First Service Credit Union has launched an innovative new banking program aimed at children from birth to age 18, emphasizing increasing levels of account features as the children grow and become more financially responsible.
The new program, Discovery Youth Accounts, is designed to foster a sense of financial independence among the young savings and checking account holders, increasing that independence as they get older.
Discovery Youth Accounts are offered in three tiers – Adventurer, for children up to age 10; Voyager, for children 11 to 14, and Navigator, for young people from 15 to 18. The account holders are automatically moved up to the next tier on the appropriate birthday.
What makes Discovery Youth Accounts different is the way it confers more independence and responsibility on the children as they move up through the age tiers, explained Mike McWethy, Executive Vice President of First Service Credit Union.
“If you look at most credit union programs aimed at these age groups, they have a very ‘young’ feel to them, with a lot of cartoon characters, for instance,” said McWethy. “That may be fine for the youngest children, but it doesn’t interest teenagers. We designed Discovery Youth Accounts to emphasize activity and the outdoors, in a way that can appeal to every child.”
All the accounts offer free online and mobile banking, and First Service will reward account holders by paying them – depositing money into their accounts – for good grades. Once children move into the middle age tier, the Voyager accounts, they will be able to set up their own online web page, in GoFundMe crowdfunding website style, in a feature coming in 2016. That will allow relatives and friends to easily contribute to the youngster’s account.
“If Grandma or Grandpa want to give a monetary gift to their grandchild, for instance, they can do it through that page rather than writing a check or buying a Savings Bond,” McWethy explained. “The children can also designate special things they might be saving for and highlight that on their web page.”
As they move into the Navigator accounts, the next level of responsibility gives the teenagers their own checking account and debit card, further helping them to learn good financial habits. The debit card is designed so it can’t be overdrawn, so there will never be a concern about overdraft fees.
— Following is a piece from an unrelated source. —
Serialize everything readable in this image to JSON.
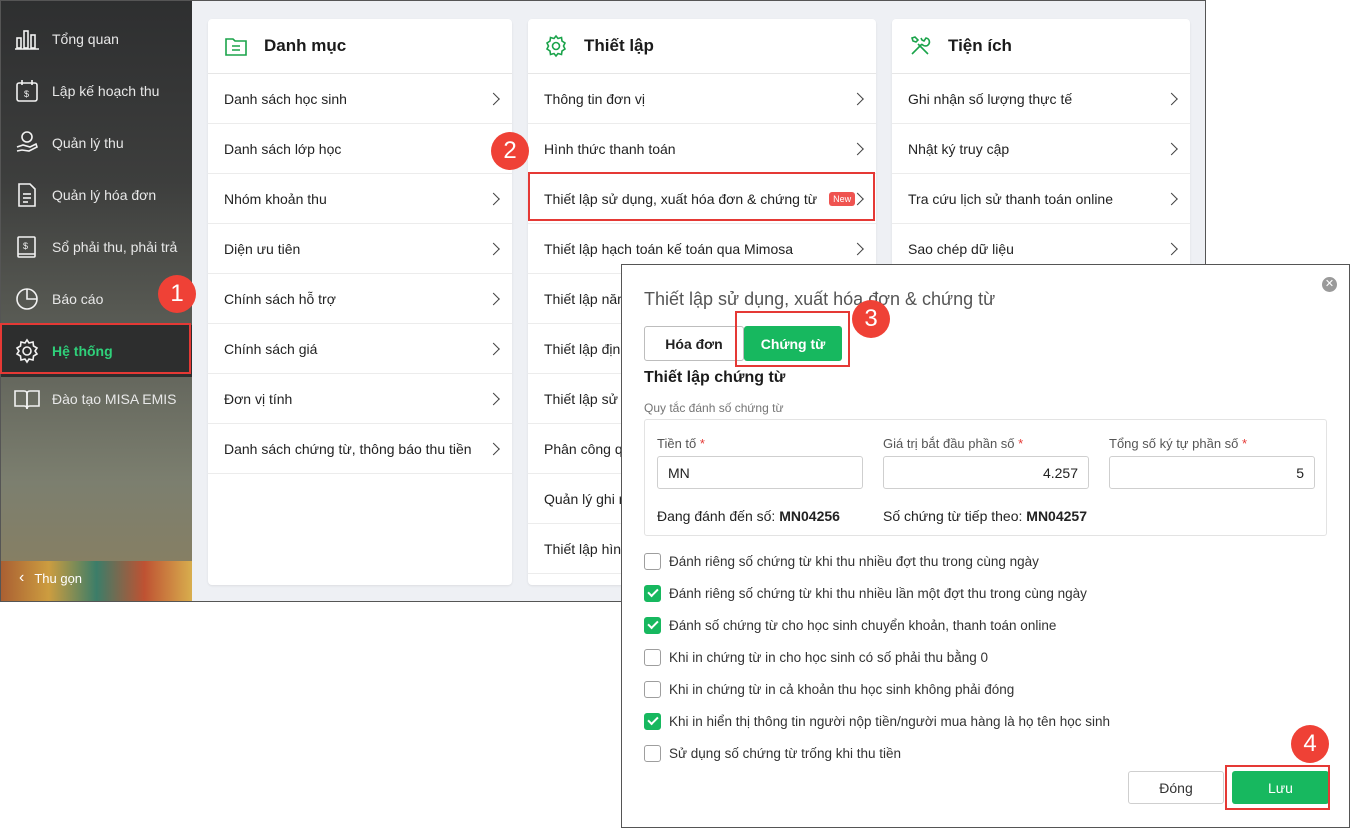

“Most youth accounts are set up so that the parents run the account. We set up our Discovery Accounts with features that are focused on the children. We provide tools that help them initiate and drive their own savings and increasingly discover good financial habits and independence,” McWethy said.